:: What needs to be done ::
Reproduce the listing that follows with no differences at all.

** Opening Material for this task block **

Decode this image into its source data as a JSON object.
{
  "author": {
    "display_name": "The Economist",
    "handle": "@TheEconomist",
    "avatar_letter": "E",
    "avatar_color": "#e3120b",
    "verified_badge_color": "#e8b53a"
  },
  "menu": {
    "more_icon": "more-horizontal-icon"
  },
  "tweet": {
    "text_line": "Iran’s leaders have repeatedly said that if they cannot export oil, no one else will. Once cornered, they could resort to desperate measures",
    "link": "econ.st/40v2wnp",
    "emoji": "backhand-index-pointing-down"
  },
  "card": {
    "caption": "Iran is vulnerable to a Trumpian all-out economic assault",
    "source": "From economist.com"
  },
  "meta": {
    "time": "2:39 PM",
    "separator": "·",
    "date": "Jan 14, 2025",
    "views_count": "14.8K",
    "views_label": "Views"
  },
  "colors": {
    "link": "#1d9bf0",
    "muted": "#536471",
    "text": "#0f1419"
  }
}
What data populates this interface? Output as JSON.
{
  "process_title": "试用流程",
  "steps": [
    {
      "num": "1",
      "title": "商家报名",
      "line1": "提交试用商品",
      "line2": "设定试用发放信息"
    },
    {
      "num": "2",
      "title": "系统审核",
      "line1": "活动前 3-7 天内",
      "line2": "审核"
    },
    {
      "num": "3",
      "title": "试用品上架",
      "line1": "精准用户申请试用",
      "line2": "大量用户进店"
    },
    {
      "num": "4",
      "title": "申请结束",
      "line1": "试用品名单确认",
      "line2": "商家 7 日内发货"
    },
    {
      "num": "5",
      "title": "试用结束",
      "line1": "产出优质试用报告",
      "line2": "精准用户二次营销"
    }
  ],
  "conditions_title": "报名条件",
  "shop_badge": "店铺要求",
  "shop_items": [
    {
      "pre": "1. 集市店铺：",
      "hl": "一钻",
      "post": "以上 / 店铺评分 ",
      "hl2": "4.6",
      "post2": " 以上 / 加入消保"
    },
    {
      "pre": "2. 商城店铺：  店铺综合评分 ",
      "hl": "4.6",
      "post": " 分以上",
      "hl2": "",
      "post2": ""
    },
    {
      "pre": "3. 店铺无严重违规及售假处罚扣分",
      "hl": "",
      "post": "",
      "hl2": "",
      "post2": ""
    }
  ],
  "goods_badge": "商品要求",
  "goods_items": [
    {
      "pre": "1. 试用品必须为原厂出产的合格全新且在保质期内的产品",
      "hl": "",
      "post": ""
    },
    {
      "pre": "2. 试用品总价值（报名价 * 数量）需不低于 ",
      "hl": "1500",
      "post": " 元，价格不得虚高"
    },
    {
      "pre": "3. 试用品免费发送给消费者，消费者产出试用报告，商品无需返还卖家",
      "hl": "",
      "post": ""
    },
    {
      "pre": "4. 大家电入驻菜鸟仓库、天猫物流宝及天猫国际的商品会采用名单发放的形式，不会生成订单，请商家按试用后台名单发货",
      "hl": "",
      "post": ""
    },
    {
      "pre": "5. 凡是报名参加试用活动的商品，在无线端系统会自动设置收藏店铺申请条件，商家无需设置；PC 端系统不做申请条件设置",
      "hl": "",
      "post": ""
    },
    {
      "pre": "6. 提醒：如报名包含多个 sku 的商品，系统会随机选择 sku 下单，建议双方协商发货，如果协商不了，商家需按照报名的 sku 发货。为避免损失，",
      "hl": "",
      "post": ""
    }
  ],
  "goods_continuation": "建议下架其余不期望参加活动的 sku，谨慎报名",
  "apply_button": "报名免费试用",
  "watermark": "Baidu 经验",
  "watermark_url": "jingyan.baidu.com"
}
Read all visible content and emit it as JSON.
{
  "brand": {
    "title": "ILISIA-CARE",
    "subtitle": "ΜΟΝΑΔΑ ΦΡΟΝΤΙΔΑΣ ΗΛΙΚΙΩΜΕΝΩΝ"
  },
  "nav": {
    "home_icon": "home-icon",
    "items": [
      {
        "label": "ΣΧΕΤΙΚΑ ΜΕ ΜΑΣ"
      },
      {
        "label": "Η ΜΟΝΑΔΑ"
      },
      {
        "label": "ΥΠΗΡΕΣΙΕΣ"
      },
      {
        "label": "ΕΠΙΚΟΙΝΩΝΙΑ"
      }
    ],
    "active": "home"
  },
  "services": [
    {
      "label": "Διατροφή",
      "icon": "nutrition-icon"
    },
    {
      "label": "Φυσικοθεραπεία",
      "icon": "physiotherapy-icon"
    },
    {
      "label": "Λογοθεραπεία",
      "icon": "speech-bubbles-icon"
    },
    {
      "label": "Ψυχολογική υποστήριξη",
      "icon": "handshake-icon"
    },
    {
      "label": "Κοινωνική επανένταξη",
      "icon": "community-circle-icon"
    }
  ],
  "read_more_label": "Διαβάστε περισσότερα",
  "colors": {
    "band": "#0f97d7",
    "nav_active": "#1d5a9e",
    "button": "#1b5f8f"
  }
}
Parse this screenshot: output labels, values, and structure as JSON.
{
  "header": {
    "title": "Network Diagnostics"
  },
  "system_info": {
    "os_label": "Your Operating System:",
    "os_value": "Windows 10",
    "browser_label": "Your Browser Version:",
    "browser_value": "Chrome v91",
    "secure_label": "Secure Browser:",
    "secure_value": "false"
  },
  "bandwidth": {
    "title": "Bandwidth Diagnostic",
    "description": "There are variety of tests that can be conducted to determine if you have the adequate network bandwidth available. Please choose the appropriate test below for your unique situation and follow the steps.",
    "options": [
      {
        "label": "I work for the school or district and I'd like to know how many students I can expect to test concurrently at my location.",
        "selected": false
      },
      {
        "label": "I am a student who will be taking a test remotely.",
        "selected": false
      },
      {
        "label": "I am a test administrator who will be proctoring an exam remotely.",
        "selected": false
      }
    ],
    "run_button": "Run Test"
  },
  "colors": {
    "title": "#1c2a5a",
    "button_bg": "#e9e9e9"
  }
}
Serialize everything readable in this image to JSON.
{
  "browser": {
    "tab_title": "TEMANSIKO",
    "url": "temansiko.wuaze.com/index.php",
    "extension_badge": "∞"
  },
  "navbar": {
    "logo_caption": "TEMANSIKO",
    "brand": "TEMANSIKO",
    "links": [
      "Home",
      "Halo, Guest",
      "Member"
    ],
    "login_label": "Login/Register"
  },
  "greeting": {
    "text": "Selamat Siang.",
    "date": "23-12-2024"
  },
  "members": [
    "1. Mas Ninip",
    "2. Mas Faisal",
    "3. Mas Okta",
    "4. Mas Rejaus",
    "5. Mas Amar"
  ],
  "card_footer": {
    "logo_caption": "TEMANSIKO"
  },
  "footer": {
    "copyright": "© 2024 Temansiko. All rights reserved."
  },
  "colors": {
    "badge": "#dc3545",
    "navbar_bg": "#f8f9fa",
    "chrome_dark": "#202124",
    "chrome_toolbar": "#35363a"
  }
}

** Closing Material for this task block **

:: Result for this exercise ::
Decode this image into its source data as a JSON object.
{
  "author": {
    "display_name": "The Economist",
    "handle": "@TheEconomist",
    "avatar_letter": "E",
    "avatar_color": "#e3120b",
    "verified_badge_color": "#e8b53a"
  },
  "menu": {
    "more_icon": "more-horizontal-icon"
  },
  "tweet": {
    "text_line": "Iran’s leaders have repeatedly said that if they cannot export oil, no one else will. Once cornered, they could resort to desperate measures",
    "link": "econ.st/40v2wnp",
    "emoji": "backhand-index-pointing-down"
  },
  "card": {
    "caption": "Iran is vulnerable to a Trumpian all-out economic assault",
    "source": "From economist.com"
  },
  "meta": {
    "time": "2:39 PM",
    "separator": "·",
    "date": "Jan 14, 2025",
    "views_count": "14.8K",
    "views_label": "Views"
  },
  "colors": {
    "link": "#1d9bf0",
    "muted": "#536471",
    "text": "#0f1419"
  }
}
What data populates this interface? Output as JSON.
{
  "process_title": "试用流程",
  "steps": [
    {
      "num": "1",
      "title": "商家报名",
      "line1": "提交试用商品",
      "line2": "设定试用发放信息"
    },
    {
      "num": "2",
      "title": "系统审核",
      "line1": "活动前 3-7 天内",
      "line2": "审核"
    },
    {
      "num": "3",
      "title": "试用品上架",
      "line1": "精准用户申请试用",
      "line2": "大量用户进店"
    },
    {
      "num": "4",
      "title": "申请结束",
      "line1": "试用品名单确认",
      "line2": "商家 7 日内发货"
    },
    {
      "num": "5",
      "title": "试用结束",
      "line1": "产出优质试用报告",
      "line2": "精准用户二次营销"
    }
  ],
  "conditions_title": "报名条件",
  "shop_badge": "店铺要求",
  "shop_items": [
    {
      "pre": "1. 集市店铺：",
      "hl": "一钻",
      "post": "以上 / 店铺评分 ",
      "hl2": "4.6",
      "post2": " 以上 / 加入消保"
    },
    {
      "pre": "2. 商城店铺：  店铺综合评分 ",
      "hl": "4.6",
      "post": " 分以上",
      "hl2": "",
      "post2": ""
    },
    {
      "pre": "3. 店铺无严重违规及售假处罚扣分",
      "hl": "",
      "post": "",
      "hl2": "",
      "post2": ""
    }
  ],
  "goods_badge": "商品要求",
  "goods_items": [
    {
      "pre": "1. 试用品必须为原厂出产的合格全新且在保质期内的产品",
      "hl": "",
      "post": ""
    },
    {
      "pre": "2. 试用品总价值（报名价 * 数量）需不低于 ",
      "hl": "1500",
      "post": " 元，价格不得虚高"
    },
    {
      "pre": "3. 试用品免费发送给消费者，消费者产出试用报告，商品无需返还卖家",
      "hl": "",
      "post": ""
    },
    {
      "pre": "4. 大家电入驻菜鸟仓库、天猫物流宝及天猫国际的商品会采用名单发放的形式，不会生成订单，请商家按试用后台名单发货",
      "hl": "",
      "post": ""
    },
    {
      "pre": "5. 凡是报名参加试用活动的商品，在无线端系统会自动设置收藏店铺申请条件，商家无需设置；PC 端系统不做申请条件设置",
      "hl": "",
      "post": ""
    },
    {
      "pre": "6. 提醒：如报名包含多个 sku 的商品，系统会随机选择 sku 下单，建议双方协商发货，如果协商不了，商家需按照报名的 sku 发货。为避免损失，",
      "hl": "",
      "post": ""
    }
  ],
  "goods_continuation": "建议下架其余不期望参加活动的 sku，谨慎报名",
  "apply_button": "报名免费试用",
  "watermark": "Baidu 经验",
  "watermark_url": "jingyan.baidu.com"
}
Read all visible content and emit it as JSON.
{
  "brand": {
    "title": "ILISIA-CARE",
    "subtitle": "ΜΟΝΑΔΑ ΦΡΟΝΤΙΔΑΣ ΗΛΙΚΙΩΜΕΝΩΝ"
  },
  "nav": {
    "home_icon": "home-icon",
    "items": [
      {
        "label": "ΣΧΕΤΙΚΑ ΜΕ ΜΑΣ"
      },
      {
        "label": "Η ΜΟΝΑΔΑ"
      },
      {
        "label": "ΥΠΗΡΕΣΙΕΣ"
      },
      {
        "label": "ΕΠΙΚΟΙΝΩΝΙΑ"
      }
    ],
    "active": "home"
  },
  "services": [
    {
      "label": "Διατροφή",
      "icon": "nutrition-icon"
    },
    {
      "label": "Φυσικοθεραπεία",
      "icon": "physiotherapy-icon"
    },
    {
      "label": "Λογοθεραπεία",
      "icon": "speech-bubbles-icon"
    },
    {
      "label": "Ψυχολογική υποστήριξη",
      "icon": "handshake-icon"
    },
    {
      "label": "Κοινωνική επανένταξη",
      "icon": "community-circle-icon"
    }
  ],
  "read_more_label": "Διαβάστε περισσότερα",
  "colors": {
    "band": "#0f97d7",
    "nav_active": "#1d5a9e",
    "button": "#1b5f8f"
  }
}
Parse this screenshot: output labels, values, and structure as JSON.
{
  "header": {
    "title": "Network Diagnostics"
  },
  "system_info": {
    "os_label": "Your Operating System:",
    "os_value": "Windows 10",
    "browser_label": "Your Browser Version:",
    "browser_value": "Chrome v91",
    "secure_label": "Secure Browser:",
    "secure_value": "false"
  },
  "bandwidth": {
    "title": "Bandwidth Diagnostic",
    "description": "There are variety of tests that can be conducted to determine if you have the adequate network bandwidth available. Please choose the appropriate test below for your unique situation and follow the steps.",
    "options": [
      {
        "label": "I work for the school or district and I'd like to know how many students I can expect to test concurrently at my location.",
        "selected": false
      },
      {
        "label": "I am a student who will be taking a test remotely.",
        "selected": false
      },
      {
        "label": "I am a test administrator who will be proctoring an exam remotely.",
        "selected": false
      }
    ],
    "run_button": "Run Test"
  },
  "colors": {
    "title": "#1c2a5a",
    "button_bg": "#e9e9e9"
  }
}
Serialize everything readable in this image to JSON.
{
  "browser": {
    "tab_title": "TEMANSIKO",
    "url": "temansiko.wuaze.com/index.php",
    "extension_badge": "∞"
  },
  "navbar": {
    "logo_caption": "TEMANSIKO",
    "brand": "TEMANSIKO",
    "links": [
      "Home",
      "Halo, Guest",
      "Member"
    ],
    "login_label": "Login/Register"
  },
  "greeting": {
    "text": "Selamat Siang.",
    "date": "23-12-2024"
  },
  "members": [
    "1. Mas Ninip",
    "2. Mas Faisal",
    "3. Mas Okta",
    "4. Mas Rejaus",
    "5. Mas Amar"
  ],
  "card_footer": {
    "logo_caption": "TEMANSIKO"
  },
  "footer": {
    "copyright": "© 2024 Temansiko. All rights reserved."
  },
  "colors": {
    "badge": "#dc3545",
    "navbar_bg": "#f8f9fa",
    "chrome_dark": "#202124",
    "chrome_toolbar": "#35363a"
  }
}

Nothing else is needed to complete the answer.